The secrets to any successful marriage or partnership are fairly basic. The partners start with a shared vision and mission, setting goals for their union, while they respect their individual needs. They make sure that they understand each other’s strengths and weaknesses and how to support both. They look at problem areas, figure out workarounds, handle disagreements early on and decide who is responsible for what. This is not unlike the marriage of your business strategy and your social responsibility strategy.
In my last blog post, we began defining our social responsibility strategy. Now, let’s take a look at some of the things you will want to consider as you integrate it with your business strategy:
1. Identify the company’s long-term business goals. In addition to sales of products and services, you might be concerned with employee recruitment and retention or interested in streamlining your manufacturing process. You may be in a state of crisis management or in the middle of a merger. Clearly defining your vision for your business and how you plan to accomplish it (your mission) are critical to your success. And because market place needs and expectations are constantly shifting, it’s important to have long-term goals as your North Star, even as you tack to accommodate.
2. Consider alternate corporate structures. Your business goals and success can also be supported by the corporate structure of your organization. A majority of states have passed Benefit Corporation laws that allow companies to be focused on both shareholder return and the positive social impact they offer their stakeholders. This frees companies from the threat of shareholder lawsuits and allows them to do well even as they do good. Special purpose companies vary from state to state but are not unlike in their sincere intent to give companies the flexibility to be financially accountable to those invested in their success and socially accountable to the world around them.
3. Consider the geographic location of where you do business. Positioning your operations in a location or environment which has supportive governance and other like-minded companies can often make it easier to maintain your social impact initiatives. And in many instances, there are financial benefits, in terms of local tax incentives or a stronger presence in the bid process for international contracts when companies agree to leave behind a stronger infrastructure than when they arrived (i.e. new local school.)
4. Integrate your social responsibility strategy into your everyday business operations. Externally, it’s often easier to align with movements that are locally based as you will receive community appreciation and engagement. Study which stakeholders can benefit from your core competencies and how a particular initiative for them might support your brand. Internally, cross functional programs that benefit your employees or customers will ensure that your team fully embraces your long-term goals and that customers are loyal.
5. Associate with outside partners and grow your circle of influence. Connecting with partners can help you develop initiatives faster, and more affordably, than trying to do everything on your own. You will be able to draw on the expertise and capabilities of others outside of your company’s core competencies. But, remember that it’s all about shared value, with the exchange ebbing and flowing, satisfying the needs of each partner.
6. Align your impact investments with your overarching business goals. When reviewing your budget and revenue goals consider triple bottom line, a broader view of profit focused business. It takes into consideration the other two “P” words, people and planet, allowing you to enrich your community and also create a more vibrant environment in which your business can thrive and grow. However, it’s only possible when you have set up metrics to measure and report impact.

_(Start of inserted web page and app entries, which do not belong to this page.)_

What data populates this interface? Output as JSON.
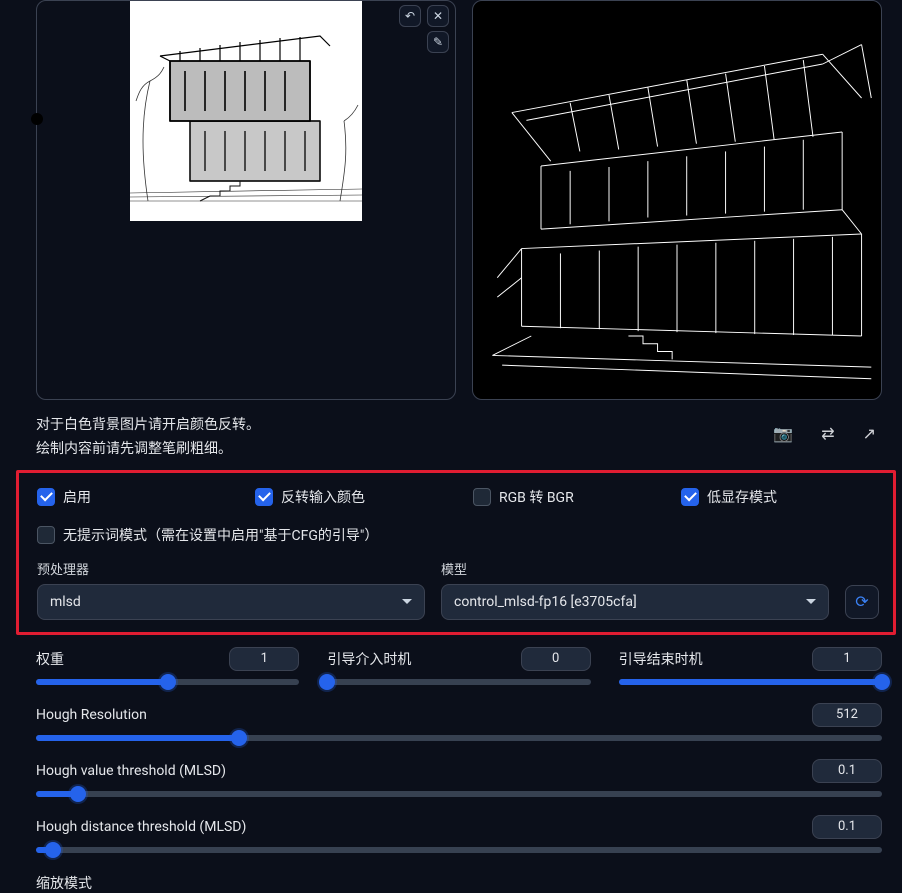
{
  "captions": {
    "line1": "对于白色背景图片请开启颜色反转。",
    "line2": "绘制内容前请先调整笔刷粗细。"
  },
  "toolbar_icons": {
    "camera": "camera-icon",
    "swap": "swap-icon",
    "out": "arrow-out-icon"
  },
  "checkboxes": {
    "enable": {
      "label": "启用",
      "checked": true
    },
    "invert": {
      "label": "反转输入颜色",
      "checked": true
    },
    "rgb_bgr": {
      "label": "RGB 转 BGR",
      "checked": false
    },
    "low_vram": {
      "label": "低显存模式",
      "checked": true
    },
    "no_prompt": {
      "label": "无提示词模式（需在设置中启用\"基于CFG的引导\"）",
      "checked": false
    }
  },
  "preprocessor": {
    "label": "预处理器",
    "value": "mlsd"
  },
  "model": {
    "label": "模型",
    "value": "control_mlsd-fp16 [e3705cfa]"
  },
  "sliders": {
    "weight": {
      "label": "权重",
      "value": "1",
      "percent": 50
    },
    "guide_start": {
      "label": "引导介入时机",
      "value": "0",
      "percent": 0
    },
    "guide_end": {
      "label": "引导结束时机",
      "value": "1",
      "percent": 100
    },
    "hough_res": {
      "label": "Hough Resolution",
      "value": "512",
      "percent": 24
    },
    "hough_val": {
      "label": "Hough value threshold (MLSD)",
      "value": "0.1",
      "percent": 5
    },
    "hough_dist": {
      "label": "Hough distance threshold (MLSD)",
      "value": "0.1",
      "percent": 2
    }
  },
  "scale_mode_label": "缩放模式"
}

7. Tell the world about your efforts. Take advantage of the noteworthy work your company is doing and tell your story over and over so that your efforts become part of the brand. Don’t forget that it’s important that your entire workforce, especially those who are customer-facing, promote the same message. Use company newsletters and brochures, your website, and online social media such as Twitter, Facebook, LinkedIn and YouTube, among the many avenues available. Internally, celebrate the contributions that your employees are making by sharing and giving them credit. It inspires the rest of your employee base and the customers who believe in you.
8. Make it part of your products or services. Find ways to make your product or service itself more socially responsible. Whether it's sourcing recycled materials for use in the final product, using servers that run on renewable energy or ensuring that your supply chain adheres to corporate governance, consumers will perceive your sustainably-built brand as more authentically responsible than one that only pays lip service to the concept of sustainability.

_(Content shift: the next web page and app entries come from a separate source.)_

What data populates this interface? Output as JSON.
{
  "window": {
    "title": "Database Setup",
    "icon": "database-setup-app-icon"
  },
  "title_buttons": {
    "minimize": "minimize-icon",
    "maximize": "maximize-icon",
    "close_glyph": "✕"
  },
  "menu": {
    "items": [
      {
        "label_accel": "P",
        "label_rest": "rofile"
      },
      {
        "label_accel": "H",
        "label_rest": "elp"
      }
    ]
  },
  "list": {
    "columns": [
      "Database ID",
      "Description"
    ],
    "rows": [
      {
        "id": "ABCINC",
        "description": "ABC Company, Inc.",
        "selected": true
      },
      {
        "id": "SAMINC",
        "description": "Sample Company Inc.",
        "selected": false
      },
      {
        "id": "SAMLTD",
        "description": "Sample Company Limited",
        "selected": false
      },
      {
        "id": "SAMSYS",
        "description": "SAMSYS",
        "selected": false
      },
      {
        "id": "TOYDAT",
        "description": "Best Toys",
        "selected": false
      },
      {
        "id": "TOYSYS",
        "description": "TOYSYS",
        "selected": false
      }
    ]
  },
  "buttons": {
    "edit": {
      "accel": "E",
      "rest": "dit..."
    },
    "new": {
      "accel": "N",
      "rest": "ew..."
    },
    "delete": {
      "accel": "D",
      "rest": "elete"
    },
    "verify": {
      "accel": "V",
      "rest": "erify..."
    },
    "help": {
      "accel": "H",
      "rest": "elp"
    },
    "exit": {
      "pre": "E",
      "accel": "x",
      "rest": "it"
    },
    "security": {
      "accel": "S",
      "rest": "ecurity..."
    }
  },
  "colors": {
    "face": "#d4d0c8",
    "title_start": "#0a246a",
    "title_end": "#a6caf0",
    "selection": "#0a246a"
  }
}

9. Measure the Impact. Did you make a difference and how do you know? Because your social responsibility strategy is part of a broader business strategy, it’s important to track whether your initiatives are having the desired impact. Once you have identified the goals you would like to achieve, be clear on how you will measure your results. Set benchmarks and simultaneously establish key performance indicators for the business side as well.
Ultimately, the most important thing is to be consistent. Once the business and social responsibility strategies are aligned, regularly assess and recalibrate your social responsibility strategy. You will want to ensure it remains current and focused on the most relevant sustainability areas while it supports your business goals. Like every good marriage, it’s important that the partners grow together, both individually and as a team.
Copyright © 2019
Linda Lattimore – all rights reserved